- _What you need to do_: A line qualifies if it holds the string "Confirmation". Copy every qualifying line from the records.

---------- Data extract ----------

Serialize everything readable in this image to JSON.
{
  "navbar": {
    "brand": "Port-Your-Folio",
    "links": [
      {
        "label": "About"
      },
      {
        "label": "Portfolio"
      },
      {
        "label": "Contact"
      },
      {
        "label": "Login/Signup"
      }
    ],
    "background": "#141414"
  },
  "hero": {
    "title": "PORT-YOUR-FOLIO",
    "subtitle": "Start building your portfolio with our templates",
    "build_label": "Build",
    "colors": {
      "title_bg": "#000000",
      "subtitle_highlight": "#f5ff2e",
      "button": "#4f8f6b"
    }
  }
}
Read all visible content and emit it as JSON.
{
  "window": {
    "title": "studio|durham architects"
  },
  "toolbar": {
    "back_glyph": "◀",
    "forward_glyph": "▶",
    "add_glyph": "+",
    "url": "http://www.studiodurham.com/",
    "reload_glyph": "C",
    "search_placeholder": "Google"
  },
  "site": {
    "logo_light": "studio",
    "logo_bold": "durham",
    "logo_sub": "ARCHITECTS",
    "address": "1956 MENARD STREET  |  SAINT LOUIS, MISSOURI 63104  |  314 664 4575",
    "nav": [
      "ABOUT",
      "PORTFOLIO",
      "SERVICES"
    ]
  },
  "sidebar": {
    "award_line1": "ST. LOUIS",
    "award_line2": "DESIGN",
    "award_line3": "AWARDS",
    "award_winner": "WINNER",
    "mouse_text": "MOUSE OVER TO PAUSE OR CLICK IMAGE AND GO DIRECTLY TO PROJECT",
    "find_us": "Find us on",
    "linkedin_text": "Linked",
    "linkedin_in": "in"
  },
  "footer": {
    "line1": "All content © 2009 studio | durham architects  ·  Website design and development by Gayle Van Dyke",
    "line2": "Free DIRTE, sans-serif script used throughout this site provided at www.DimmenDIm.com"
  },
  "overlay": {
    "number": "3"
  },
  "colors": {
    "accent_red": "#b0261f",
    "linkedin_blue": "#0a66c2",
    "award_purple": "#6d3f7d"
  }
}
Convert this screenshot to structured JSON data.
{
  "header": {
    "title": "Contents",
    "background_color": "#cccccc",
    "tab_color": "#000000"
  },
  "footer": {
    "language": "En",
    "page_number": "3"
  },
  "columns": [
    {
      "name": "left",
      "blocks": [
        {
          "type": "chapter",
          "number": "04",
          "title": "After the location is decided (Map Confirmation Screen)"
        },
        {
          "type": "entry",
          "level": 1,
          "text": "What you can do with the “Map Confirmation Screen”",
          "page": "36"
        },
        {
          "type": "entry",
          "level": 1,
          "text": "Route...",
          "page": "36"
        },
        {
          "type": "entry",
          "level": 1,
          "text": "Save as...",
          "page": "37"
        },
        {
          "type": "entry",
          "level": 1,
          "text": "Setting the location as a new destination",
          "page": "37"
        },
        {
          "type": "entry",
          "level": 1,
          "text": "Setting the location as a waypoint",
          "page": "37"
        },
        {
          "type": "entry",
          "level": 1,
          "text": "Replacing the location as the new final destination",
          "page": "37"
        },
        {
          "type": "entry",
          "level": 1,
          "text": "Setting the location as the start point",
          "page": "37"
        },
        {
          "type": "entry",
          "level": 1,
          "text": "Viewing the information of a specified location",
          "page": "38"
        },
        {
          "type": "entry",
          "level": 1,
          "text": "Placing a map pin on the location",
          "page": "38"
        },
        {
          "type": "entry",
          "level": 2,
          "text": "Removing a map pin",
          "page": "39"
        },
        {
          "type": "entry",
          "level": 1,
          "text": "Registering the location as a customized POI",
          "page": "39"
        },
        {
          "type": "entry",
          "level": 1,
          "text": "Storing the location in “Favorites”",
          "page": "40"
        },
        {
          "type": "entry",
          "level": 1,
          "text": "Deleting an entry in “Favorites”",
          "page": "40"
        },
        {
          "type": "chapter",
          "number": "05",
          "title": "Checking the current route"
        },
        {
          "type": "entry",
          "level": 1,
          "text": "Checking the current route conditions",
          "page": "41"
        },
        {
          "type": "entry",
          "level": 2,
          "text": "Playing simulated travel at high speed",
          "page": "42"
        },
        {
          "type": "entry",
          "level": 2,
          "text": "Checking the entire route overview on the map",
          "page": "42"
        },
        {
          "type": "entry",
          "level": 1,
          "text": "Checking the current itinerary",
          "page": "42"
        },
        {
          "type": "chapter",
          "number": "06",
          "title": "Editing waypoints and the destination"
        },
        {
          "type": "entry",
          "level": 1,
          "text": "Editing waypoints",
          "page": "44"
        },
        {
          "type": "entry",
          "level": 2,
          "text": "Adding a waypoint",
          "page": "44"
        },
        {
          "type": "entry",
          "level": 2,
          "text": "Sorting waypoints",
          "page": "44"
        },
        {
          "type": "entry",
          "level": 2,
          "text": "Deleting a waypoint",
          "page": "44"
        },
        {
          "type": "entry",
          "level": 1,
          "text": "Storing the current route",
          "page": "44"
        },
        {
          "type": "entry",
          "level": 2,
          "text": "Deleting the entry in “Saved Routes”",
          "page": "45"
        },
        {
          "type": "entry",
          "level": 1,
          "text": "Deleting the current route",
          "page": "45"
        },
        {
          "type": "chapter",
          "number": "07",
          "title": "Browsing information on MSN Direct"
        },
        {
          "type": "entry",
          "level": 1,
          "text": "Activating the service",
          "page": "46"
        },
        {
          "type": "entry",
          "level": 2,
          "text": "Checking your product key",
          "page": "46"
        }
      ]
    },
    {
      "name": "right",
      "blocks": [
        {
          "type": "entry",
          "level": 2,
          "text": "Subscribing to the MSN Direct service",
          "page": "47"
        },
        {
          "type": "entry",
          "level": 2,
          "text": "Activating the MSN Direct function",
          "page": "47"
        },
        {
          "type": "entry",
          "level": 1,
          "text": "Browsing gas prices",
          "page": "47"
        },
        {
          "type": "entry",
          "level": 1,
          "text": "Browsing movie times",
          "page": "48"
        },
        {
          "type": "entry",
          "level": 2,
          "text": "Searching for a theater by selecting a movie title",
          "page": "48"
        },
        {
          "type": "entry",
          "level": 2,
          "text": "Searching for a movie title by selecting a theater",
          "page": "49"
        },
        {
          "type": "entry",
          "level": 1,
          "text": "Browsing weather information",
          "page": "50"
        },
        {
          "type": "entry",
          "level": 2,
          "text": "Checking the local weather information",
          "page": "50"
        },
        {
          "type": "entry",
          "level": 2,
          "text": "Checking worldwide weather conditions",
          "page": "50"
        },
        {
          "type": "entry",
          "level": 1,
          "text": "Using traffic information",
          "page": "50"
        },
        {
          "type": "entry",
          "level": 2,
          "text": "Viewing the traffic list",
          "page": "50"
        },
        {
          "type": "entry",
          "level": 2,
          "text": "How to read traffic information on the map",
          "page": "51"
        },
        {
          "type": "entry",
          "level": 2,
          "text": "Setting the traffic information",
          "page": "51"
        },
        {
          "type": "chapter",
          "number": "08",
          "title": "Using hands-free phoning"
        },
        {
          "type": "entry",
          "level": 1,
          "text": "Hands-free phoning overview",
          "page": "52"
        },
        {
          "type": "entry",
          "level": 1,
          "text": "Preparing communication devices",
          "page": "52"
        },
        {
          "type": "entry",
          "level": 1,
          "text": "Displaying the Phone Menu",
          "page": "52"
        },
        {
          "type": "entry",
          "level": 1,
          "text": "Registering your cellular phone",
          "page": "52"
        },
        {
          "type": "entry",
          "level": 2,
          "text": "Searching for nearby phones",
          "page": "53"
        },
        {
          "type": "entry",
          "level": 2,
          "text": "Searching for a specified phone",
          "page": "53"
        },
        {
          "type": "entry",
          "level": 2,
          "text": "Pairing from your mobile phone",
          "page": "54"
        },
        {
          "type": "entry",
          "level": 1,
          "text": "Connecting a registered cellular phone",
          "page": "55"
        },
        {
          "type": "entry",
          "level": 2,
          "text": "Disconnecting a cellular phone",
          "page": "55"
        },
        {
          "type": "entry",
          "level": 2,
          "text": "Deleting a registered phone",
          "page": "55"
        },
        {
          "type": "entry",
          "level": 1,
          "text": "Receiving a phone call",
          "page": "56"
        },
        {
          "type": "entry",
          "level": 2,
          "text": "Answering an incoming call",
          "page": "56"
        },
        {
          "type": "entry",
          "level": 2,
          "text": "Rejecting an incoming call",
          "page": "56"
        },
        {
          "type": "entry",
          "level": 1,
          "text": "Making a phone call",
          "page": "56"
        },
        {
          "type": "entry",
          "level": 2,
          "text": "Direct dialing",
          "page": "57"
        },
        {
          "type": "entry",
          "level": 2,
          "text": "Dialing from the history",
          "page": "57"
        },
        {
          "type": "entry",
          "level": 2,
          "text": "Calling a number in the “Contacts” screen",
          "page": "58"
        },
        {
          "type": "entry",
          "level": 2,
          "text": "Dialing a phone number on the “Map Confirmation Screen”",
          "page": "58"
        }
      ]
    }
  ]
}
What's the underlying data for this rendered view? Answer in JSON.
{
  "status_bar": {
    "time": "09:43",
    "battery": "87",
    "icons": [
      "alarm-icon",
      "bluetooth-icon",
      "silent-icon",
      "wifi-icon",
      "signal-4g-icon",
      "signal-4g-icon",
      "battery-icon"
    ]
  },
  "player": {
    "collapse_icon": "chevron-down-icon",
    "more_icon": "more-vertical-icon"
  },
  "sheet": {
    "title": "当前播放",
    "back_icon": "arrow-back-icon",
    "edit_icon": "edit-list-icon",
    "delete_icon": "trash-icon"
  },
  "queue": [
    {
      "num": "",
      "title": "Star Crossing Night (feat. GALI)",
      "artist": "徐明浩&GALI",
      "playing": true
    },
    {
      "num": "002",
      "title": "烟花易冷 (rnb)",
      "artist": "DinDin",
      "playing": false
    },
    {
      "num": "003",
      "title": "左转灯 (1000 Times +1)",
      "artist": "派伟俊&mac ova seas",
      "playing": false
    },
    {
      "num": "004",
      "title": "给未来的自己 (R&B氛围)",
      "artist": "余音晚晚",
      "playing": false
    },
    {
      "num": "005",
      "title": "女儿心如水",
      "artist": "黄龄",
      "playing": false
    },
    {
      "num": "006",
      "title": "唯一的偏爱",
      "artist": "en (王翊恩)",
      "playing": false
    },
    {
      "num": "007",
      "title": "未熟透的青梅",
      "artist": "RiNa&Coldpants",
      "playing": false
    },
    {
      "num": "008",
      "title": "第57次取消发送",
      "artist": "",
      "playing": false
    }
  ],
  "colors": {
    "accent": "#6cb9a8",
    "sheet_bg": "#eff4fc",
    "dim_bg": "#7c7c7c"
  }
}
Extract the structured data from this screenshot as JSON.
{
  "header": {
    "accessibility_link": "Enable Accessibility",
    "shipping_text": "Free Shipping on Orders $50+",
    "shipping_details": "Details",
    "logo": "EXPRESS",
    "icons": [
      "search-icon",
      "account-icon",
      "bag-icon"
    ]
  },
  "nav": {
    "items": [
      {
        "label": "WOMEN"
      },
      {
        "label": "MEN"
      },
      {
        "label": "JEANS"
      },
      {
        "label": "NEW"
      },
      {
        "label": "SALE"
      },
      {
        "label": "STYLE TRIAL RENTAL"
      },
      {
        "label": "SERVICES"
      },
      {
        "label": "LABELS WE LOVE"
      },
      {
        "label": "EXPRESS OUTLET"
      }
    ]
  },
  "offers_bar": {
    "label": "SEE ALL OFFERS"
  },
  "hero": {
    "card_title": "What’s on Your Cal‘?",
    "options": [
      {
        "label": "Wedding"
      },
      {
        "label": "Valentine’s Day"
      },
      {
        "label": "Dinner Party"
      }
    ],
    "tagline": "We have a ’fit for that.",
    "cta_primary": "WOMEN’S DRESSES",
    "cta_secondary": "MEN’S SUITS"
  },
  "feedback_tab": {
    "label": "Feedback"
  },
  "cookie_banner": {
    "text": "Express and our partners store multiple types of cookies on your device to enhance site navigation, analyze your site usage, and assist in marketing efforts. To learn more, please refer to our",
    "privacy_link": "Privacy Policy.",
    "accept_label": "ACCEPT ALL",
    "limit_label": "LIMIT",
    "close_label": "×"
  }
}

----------

- _Completed exercise_:
          "title": "After the location is decided (Map Confirmation Screen)"
          "text": "What you can do with the “Map Confirmation Screen”",
          "text": "Dialing a phone number on the “Map Confirmation Screen”",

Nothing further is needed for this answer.